eIDAS establishes three types of digital signature: simple, advanced and qualified. The qualified signature meets several requirements, including allowing the identification of the signatory and being linked to the signed data, but also has the legal equivalence of the traditional wet signature having the guarantee of recognition within the EU and is based on qualified certificates, which means higher data protection. The Certification Authorities (CA), accredited by the EU, issue the qualified certificates. Therefore, having a qualified digital signature with full legal guarantees is more than suitable for financial institutions.
“A digital signature enables customers and bank employees to sign documents from their workplace or anywhere, and with the maximum legal guarantee compliance eIDAS”
What are the advantages of a qualified digital signature?
A digital signature based on qualified digital certificates issued by a Certification Authority (CA) protects the document with encryption and provides greater security to the information contained therein. Similarly, customers and employees of banks will be able to sign documents digitally anywhere, either from their place of work or in mobility, and with the maximum legal guarantee ensures compliance with eIDAS for the user’s convenience. Finally, a qualified digital signature that also offers the ability to define complex and personalized digital signature workflows will save time and speed up the approval of contracts and policies.

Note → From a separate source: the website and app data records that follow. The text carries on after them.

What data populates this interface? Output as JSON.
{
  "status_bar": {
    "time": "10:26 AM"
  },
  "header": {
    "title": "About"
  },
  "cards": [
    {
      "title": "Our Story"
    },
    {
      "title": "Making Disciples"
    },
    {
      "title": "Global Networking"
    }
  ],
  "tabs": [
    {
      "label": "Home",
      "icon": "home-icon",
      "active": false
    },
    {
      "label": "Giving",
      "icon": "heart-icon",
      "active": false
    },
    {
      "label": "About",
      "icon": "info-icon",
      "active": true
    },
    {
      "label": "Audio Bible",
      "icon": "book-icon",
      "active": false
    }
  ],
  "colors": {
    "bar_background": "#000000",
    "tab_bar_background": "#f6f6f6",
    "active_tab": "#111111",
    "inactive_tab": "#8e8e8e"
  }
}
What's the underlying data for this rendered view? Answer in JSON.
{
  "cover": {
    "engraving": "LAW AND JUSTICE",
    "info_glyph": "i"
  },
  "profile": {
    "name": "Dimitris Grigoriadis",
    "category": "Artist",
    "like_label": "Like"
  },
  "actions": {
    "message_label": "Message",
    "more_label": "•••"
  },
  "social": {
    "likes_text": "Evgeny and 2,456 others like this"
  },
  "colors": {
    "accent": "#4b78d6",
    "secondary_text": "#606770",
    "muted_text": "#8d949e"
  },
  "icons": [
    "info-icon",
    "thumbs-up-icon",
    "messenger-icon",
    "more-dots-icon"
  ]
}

Besides, employees can approve and sign documents from their computers, smartphones or tablets, to accelerate sales, approval cycles, legal review and international transactions with entities such as the European Central Bank, SWIFT, ICO, Bank of Spain and the CNMV. Moreover, on the other hand, external customers can digitally sign contracts for greater convenience and time savings allowing:
- Transform the geographical dispersion of customers and employees into business opportunities through the use of a qualified digital signature, eliminating bottlenecks in productivity processes.
- Accelerate signature processes with public agencies and other financial institutions.
- Facilitate transactions for clients when their signature is required -policies, loan contracts or credit card applications.
Who is willing to stand in line and wait a long half hour to be served in a store? Few people, and in a bank even less. Time is money and, if it is possible for a potential customer to obtain the product they want quicker thanks to the competition, they will go with them without hesitation.
There is no doubt that immediacy is the sign of our times. Why should it be different than when requesting banking or financial services? Fortunately, banking transactions are no longer what they were. Thanks, Goodness!
Carolina Puig / International Business Development Manager de Vintegris TECH